Your task —
From the records below, copy each line that has the word "Licenses" in it.
::::
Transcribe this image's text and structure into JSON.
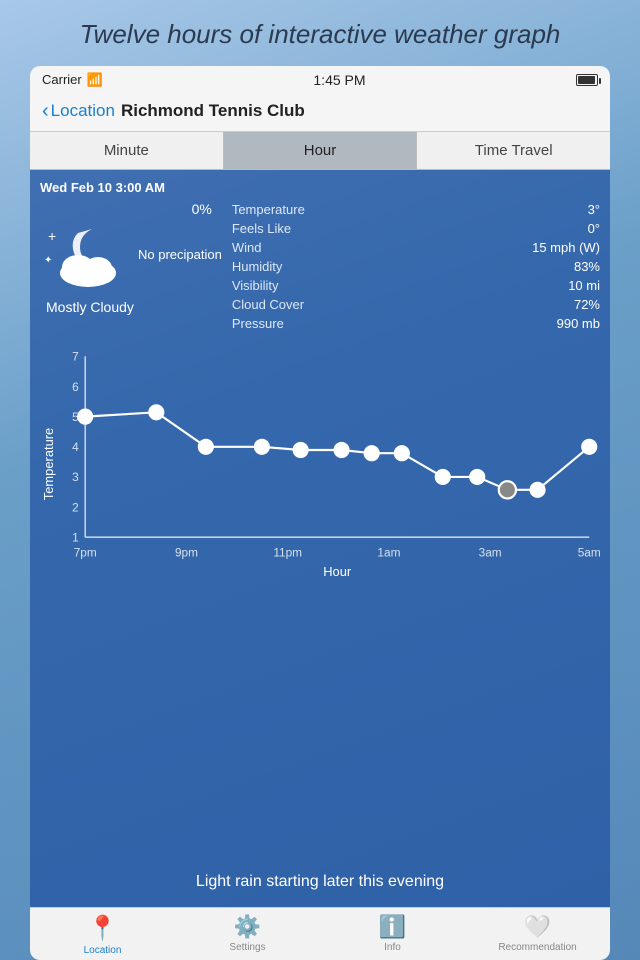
{
  "caption": {
    "text": "Twelve hours of interactive weather graph"
  },
  "status_bar": {
    "carrier": "Carrier",
    "wifi": "wifi",
    "time": "1:45 PM"
  },
  "nav": {
    "back_label": "Location",
    "location_name": "Richmond Tennis Club"
  },
  "tabs": [
    {
      "id": "minute",
      "label": "Minute",
      "active": false
    },
    {
      "id": "hour",
      "label": "Hour",
      "active": true
    },
    {
      "id": "time-travel",
      "label": "Time Travel",
      "active": false
    }
  ],
  "weather": {
    "date_time": "Wed Feb 10 3:00 AM",
    "precip_pct": "0%",
    "no_precip": "No precipation",
    "condition": "Mostly Cloudy",
    "stats": [
      {
        "label": "Temperature",
        "value": "3°"
      },
      {
        "label": "Feels Like",
        "value": "0°"
      },
      {
        "label": "Wind",
        "value": "15 mph (W)"
      },
      {
        "label": "Humidity",
        "value": "83%"
      },
      {
        "label": "Visibility",
        "value": "10 mi"
      },
      {
        "label": "Cloud Cover",
        "value": "72%"
      },
      {
        "label": "Pressure",
        "value": "990 mb"
      }
    ]
  },
  "chart": {
    "y_label": "Temperature",
    "x_label": "Hour",
    "y_ticks": [
      "7",
      "6",
      "5",
      "4",
      "3",
      "2",
      "1"
    ],
    "x_ticks": [
      "7pm",
      "9pm",
      "11pm",
      "1am",
      "3am",
      "5am"
    ],
    "points": [
      {
        "x": 0.0,
        "y": 5.0
      },
      {
        "x": 0.14,
        "y": 5.1
      },
      {
        "x": 0.24,
        "y": 4.0
      },
      {
        "x": 0.35,
        "y": 4.0
      },
      {
        "x": 0.43,
        "y": 3.9
      },
      {
        "x": 0.5,
        "y": 3.9
      },
      {
        "x": 0.57,
        "y": 3.8
      },
      {
        "x": 0.64,
        "y": 3.8
      },
      {
        "x": 0.71,
        "y": 3.2
      },
      {
        "x": 0.79,
        "y": 3.2
      },
      {
        "x": 0.86,
        "y": 3.0
      },
      {
        "x": 0.93,
        "y": 3.0
      },
      {
        "x": 1.0,
        "y": 3.9
      }
    ],
    "selected_index": 10
  },
  "forecast": {
    "text": "Light rain starting later this evening"
  },
  "bottom_nav": [
    {
      "id": "location",
      "label": "Location",
      "icon": "📍",
      "active": true
    },
    {
      "id": "settings",
      "label": "Settings",
      "icon": "⚙️",
      "active": false
    },
    {
      "id": "info",
      "label": "Info",
      "icon": "ℹ️",
      "active": false
    },
    {
      "id": "recommendation",
      "label": "Recommendation",
      "icon": "🤍",
      "active": false
    }
  ]
}
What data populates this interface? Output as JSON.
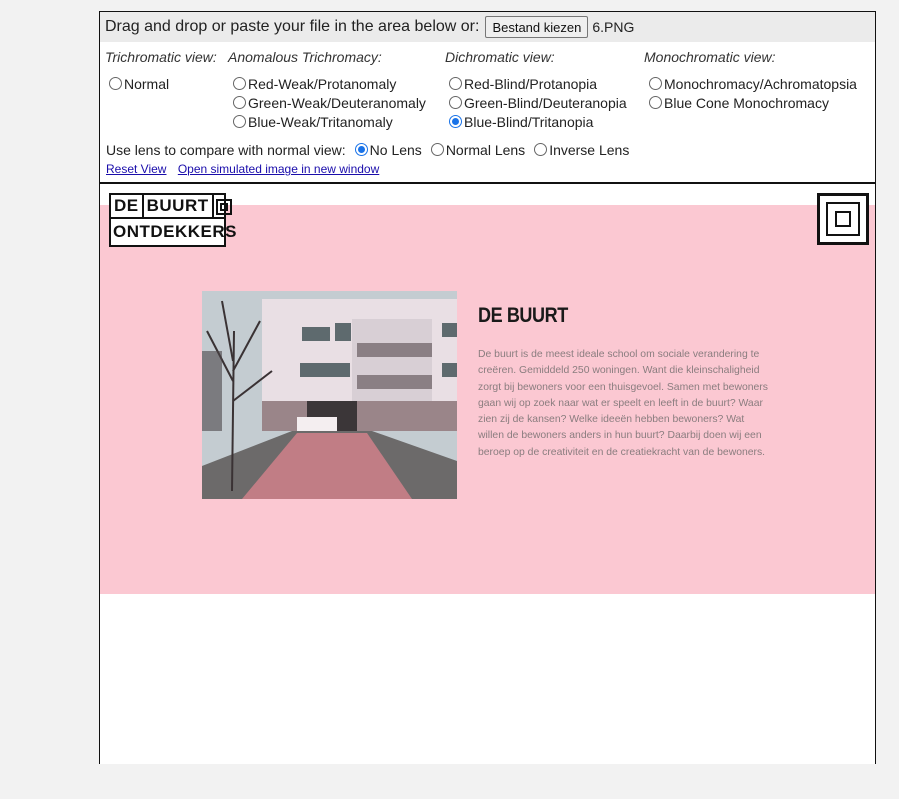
{
  "topbar": {
    "prompt": "Drag and drop or paste your file in the area below or:",
    "file_button": "Bestand kiezen",
    "file_name": "6.PNG"
  },
  "columns": {
    "trichromatic": {
      "title": "Trichromatic view:",
      "options": [
        "Normal"
      ]
    },
    "anomalous": {
      "title": "Anomalous Trichromacy:",
      "options": [
        "Red-Weak/Protanomaly",
        "Green-Weak/Deuteranomaly",
        "Blue-Weak/Tritanomaly"
      ]
    },
    "dichromatic": {
      "title": "Dichromatic view:",
      "options": [
        "Red-Blind/Protanopia",
        "Green-Blind/Deuteranopia",
        "Blue-Blind/Tritanopia"
      ]
    },
    "monochromatic": {
      "title": "Monochromatic view:",
      "options": [
        "Monochromacy/Achromatopsia",
        "Blue Cone Monochromacy"
      ]
    }
  },
  "selected_view": "Blue-Blind/Tritanopia",
  "lens": {
    "label": "Use lens to compare with normal view:",
    "options": [
      "No Lens",
      "Normal Lens",
      "Inverse Lens"
    ],
    "selected": "No Lens"
  },
  "links": {
    "reset": "Reset View",
    "open": "Open simulated image in new window"
  },
  "site": {
    "logo_line1": [
      "DE",
      "BUURT"
    ],
    "logo_line2": "ONTDEKKERS",
    "heading": "DE BUURT",
    "body": "De buurt is de meest ideale school om sociale verandering te creëren. Gemiddeld 250 woningen. Want die kleinschaligheid zorgt bij bewoners voor een thuisgevoel. Samen met bewoners gaan wij op zoek naar wat er speelt en leeft in de buurt? Waar zien zij de kansen? Welke ideeën hebben bewoners? Wat willen de bewoners anders in hun buurt? Daarbij doen wij een beroep op de creativiteit en de creatiekracht van de bewoners."
  },
  "colors": {
    "pink_background": "#fbc8d2",
    "link": "#1a0dab",
    "radio_accent": "#1a73e8"
  }
}
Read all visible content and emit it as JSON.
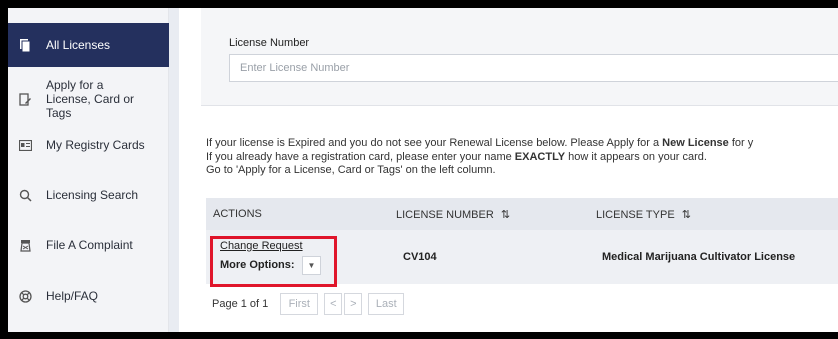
{
  "sidebar": {
    "items": [
      {
        "label": "All Licenses",
        "icon": "document-icon"
      },
      {
        "label": "Apply for a License, Card or Tags",
        "icon": "apply-edit-icon"
      },
      {
        "label": "My Registry Cards",
        "icon": "id-card-icon"
      },
      {
        "label": "Licensing Search",
        "icon": "search-icon"
      },
      {
        "label": "File A Complaint",
        "icon": "complaint-icon"
      },
      {
        "label": "Help/FAQ",
        "icon": "help-lifebuoy-icon"
      }
    ],
    "labels": {
      "all": "All Licenses",
      "apply_1": "Apply for a",
      "apply_2": "License, Card or",
      "apply_3": "Tags",
      "cards": "My Registry Cards",
      "search": "Licensing Search",
      "complaint": "File A Complaint",
      "help": "Help/FAQ"
    }
  },
  "search": {
    "label": "License Number",
    "placeholder": "Enter License Number",
    "value": ""
  },
  "info": {
    "line1_a": "If your license is Expired and you do not see your Renewal License below. Please Apply for a ",
    "line1_b": "New License",
    "line1_c": " for y",
    "line2_a": "If you already have a registration card, please enter your name ",
    "line2_b": "EXACTLY",
    "line2_c": " how it appears on your card.",
    "line3": "Go to 'Apply for a License, Card or Tags' on the left column."
  },
  "table": {
    "headers": {
      "actions": "ACTIONS",
      "license_number": "LICENSE NUMBER",
      "license_type": "LICENSE TYPE"
    },
    "sort_glyph": "⇅",
    "rows": [
      {
        "change_request": "Change Request",
        "more_options": "More Options:",
        "license_number": "CV104",
        "license_type": "Medical Marijuana Cultivator License"
      }
    ]
  },
  "pager": {
    "page_info": "Page 1 of 1",
    "first": "First",
    "prev": "<",
    "next": ">",
    "last": "Last"
  },
  "colors": {
    "sidebar_active": "#24305e",
    "highlight_border": "#e0162b"
  }
}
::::
Task result —
        "label": "All Licenses",
      "all": "All Licenses",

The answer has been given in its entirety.